A month and a half before IPL 5, Riot's Season 2 Worlds was fraught with technical issues. Due to the stage setup, the entirety of the map was visible to certain players, providing information that they wouldn't have had in game. Five matches had official rule violations and Azubu Frost's match against Team SoloMid was impacted directly, although the eventual outcome was not affected. Hours-long technical delays occurred during the Counter Logic Gaming Europe and Team WE quarterfinals, with players disconnecting from the game. The worlds tournament structure also came under scrutiny as it included round-robin single-game group play with a single-elimination playoff bracket, giving teams less time to adapt and making it less likely that the winner had to face the strongest teams. Since there were five first seeds and only four byes into quarterfinals, a team was chosen at random -- this ended up being Azubu Frost, who razed through their group undefeated -- to forgo a bye and go through the group stage.
Part of IPL 5's lasting legacy comes from the strength of its format and the idea that the best teams in the world at that time truly were meeting in a double-elimination tournament. IPL 5 had multiple qualifiers across multiple regions, and only one team was invited to the tournament: IPL 4 champion Team SoloMid. IPL 5 was the first premier tournament following the world championship, and the double-elimination setup allowed for an event that was rich with storylines as top teams from all around the world met each other and, in certain cases, played each other multiple times. Team WE avenged their early Worlds exit against CLG.EU by beating them at IPL 5 in a series that included a game that was over an hour long. At the time, people called it one of the best LoL matches they had ever seen.
This format allowed for a team like Fnatic to have a miraculous tournament run off the backs of top laner Paul "sOAZ" Boyer, mid laner Enrique "xPeke" Cedeño Martínez, and new addition Martin "Rekkles" Larsson. Although a different Fnatic roster had won the Season 1 Championship, the game had evolved significantly since then, and the strongest team in Europe was Moscow Five. Fnatic didn't even qualify for the Season 2 World Championship.
Rekkles was arguably the star of this tournament, holding his own against WE's own WeiXiao. IPL 5 gave Rekkles an early career spotlight, a year before he would become age-eligible to play in the new EU LCS league, and established Fnatic as one of the best teams in the world at this specific point in history.
En route to facing Team WE in the grand finals, Fnatic had to go through Azubu Blaze in their group and Season 2 world champions Taipei Assassins twice in the bracket stage. Throughout IPL 5, the only team that could best Fnatic was Team WE. Fnatic would later become one of the greatest European organizations of all time, and only in the past few years have they been challenged on that front by G2 Esports.
Team WE would go on to become the legacy organization of China alongside then-rival Invictus Gaming.
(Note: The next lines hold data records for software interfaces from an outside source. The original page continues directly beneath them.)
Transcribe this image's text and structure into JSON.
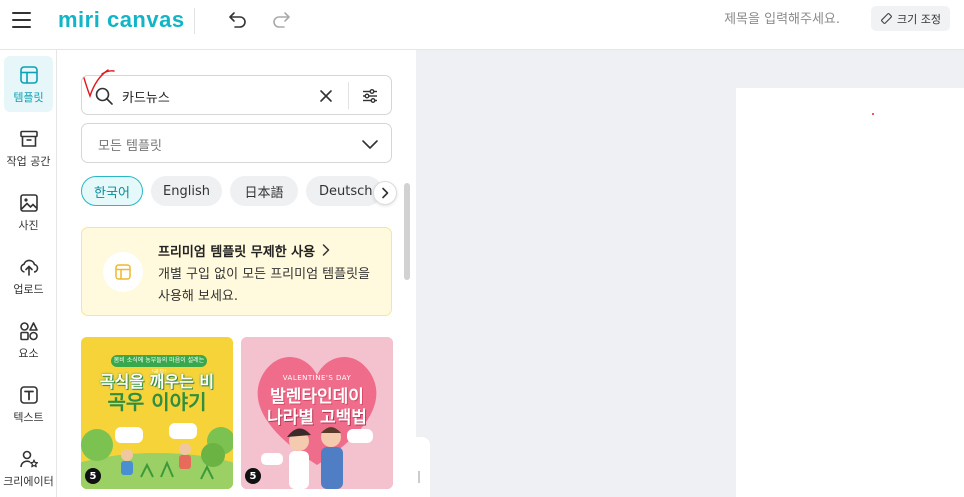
{
  "header": {
    "logo": "miri canvas",
    "title_placeholder": "제목을 입력해주세요.",
    "resize_label": "크기 조정"
  },
  "sidebar": {
    "items": [
      {
        "label": "템플릿",
        "icon": "template-icon"
      },
      {
        "label": "작업 공간",
        "icon": "archive-icon"
      },
      {
        "label": "사진",
        "icon": "photo-icon"
      },
      {
        "label": "업로드",
        "icon": "upload-cloud-icon"
      },
      {
        "label": "요소",
        "icon": "shapes-icon"
      },
      {
        "label": "텍스트",
        "icon": "text-icon"
      },
      {
        "label": "크리에이터",
        "icon": "creator-icon"
      }
    ]
  },
  "panel": {
    "search_value": "카드뉴스",
    "dropdown_value": "모든 템플릿",
    "chips": [
      "한국어",
      "English",
      "日本語",
      "Deutsch"
    ],
    "promo": {
      "title": "프리미엄 템플릿 무제한 사용",
      "description": "개별 구입 없이 모든 프리미엄 템플릿을 사용해 보세요."
    },
    "cards": [
      {
        "subtitle": "봄비 소식에 농부들의 마음이 설레는 '곡우'",
        "title_line1": "곡식을 깨우는 비",
        "title_line2": "곡우 이야기",
        "pages": "5"
      },
      {
        "subtitle": "VALENTINE'S DAY",
        "title_line1": "발렌타인데이",
        "title_line2": "나라별 고백법",
        "pages": "5"
      }
    ]
  },
  "colors": {
    "accent": "#12b5c5",
    "promo_bg": "#fff9dd"
  }
}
Coach Aaron would later leave the WE organization in a messy offseason breakup, founding EDward Gaming. EDG is currently the most decorated Chinese team in the LPL with five LPL titles.
Of players featured in the IPL 5 grand finals match, Ming "ClearLove" Kai just retired this past offseason to become a coach for EDG. Only sOAZ and Rekkles are actively playing. Rekkles has stayed with Fnatic for the entirety of his career, and sOAZ is currently on Immortals.
In retrospect, IPL 5 offers many things. It cements legacies, showing the early impact of players like WeiXiao, ClearLove, Rekkles, sOAZ, xPeke and many others who weren't in the grand finals. It's also a tempting snapshot of what could have been had LoL esports gone down a different, more open path. It's a frozen moment in time that through format and execution leaves little doubt that the best team in the world at that moment was truly tested by the best, something that not all League of Legends World Championships have been able to accomplish.